Note each line in the data below that holds "activity", and copy it.
[Working data — start]
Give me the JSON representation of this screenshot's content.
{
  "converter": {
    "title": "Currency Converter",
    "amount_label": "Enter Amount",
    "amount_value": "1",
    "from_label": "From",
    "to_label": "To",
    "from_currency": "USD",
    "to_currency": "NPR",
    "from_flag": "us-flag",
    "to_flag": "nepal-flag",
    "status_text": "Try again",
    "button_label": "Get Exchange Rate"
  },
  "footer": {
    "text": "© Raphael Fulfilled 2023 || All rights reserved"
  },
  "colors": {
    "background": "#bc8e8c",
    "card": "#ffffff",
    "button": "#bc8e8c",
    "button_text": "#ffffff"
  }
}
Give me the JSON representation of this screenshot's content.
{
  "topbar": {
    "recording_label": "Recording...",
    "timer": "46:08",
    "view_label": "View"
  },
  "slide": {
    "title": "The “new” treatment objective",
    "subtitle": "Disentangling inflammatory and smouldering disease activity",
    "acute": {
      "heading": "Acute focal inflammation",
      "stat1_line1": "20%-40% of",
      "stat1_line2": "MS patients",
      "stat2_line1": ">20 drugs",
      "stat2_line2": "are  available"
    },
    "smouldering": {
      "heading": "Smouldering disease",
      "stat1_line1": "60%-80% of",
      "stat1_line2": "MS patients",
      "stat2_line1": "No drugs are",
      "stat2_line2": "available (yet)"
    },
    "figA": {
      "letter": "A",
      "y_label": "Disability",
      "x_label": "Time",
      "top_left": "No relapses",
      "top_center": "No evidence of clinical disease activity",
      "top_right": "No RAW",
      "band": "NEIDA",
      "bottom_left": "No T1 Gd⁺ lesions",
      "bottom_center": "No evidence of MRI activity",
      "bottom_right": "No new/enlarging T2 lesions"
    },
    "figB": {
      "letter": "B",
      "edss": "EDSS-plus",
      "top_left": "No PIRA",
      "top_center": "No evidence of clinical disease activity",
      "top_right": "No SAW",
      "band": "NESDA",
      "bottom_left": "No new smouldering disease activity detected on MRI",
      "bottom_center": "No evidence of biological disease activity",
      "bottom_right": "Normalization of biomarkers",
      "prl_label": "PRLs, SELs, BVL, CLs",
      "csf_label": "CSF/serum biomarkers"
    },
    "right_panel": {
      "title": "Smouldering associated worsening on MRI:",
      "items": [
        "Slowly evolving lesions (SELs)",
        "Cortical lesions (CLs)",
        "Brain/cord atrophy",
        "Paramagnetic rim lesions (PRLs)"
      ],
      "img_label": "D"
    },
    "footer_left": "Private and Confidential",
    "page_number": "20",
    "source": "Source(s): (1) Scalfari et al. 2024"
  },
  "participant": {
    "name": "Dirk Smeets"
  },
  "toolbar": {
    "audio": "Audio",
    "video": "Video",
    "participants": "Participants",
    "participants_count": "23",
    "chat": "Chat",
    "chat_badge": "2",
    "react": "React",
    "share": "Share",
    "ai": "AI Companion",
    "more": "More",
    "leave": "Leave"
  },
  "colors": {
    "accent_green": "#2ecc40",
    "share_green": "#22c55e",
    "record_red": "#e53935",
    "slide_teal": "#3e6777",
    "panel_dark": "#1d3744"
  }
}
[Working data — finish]
| Answer space |
    "subtitle": "Disentangling inflammatory and smouldering disease activity",
      "top_center": "No evidence of clinical disease activity",
      "bottom_center": "No evidence of MRI activity",
      "top_center": "No evidence of clinical disease activity",
      "bottom_left": "No new smouldering disease activity detected on MRI",
      "bottom_center": "No evidence of biological disease activity",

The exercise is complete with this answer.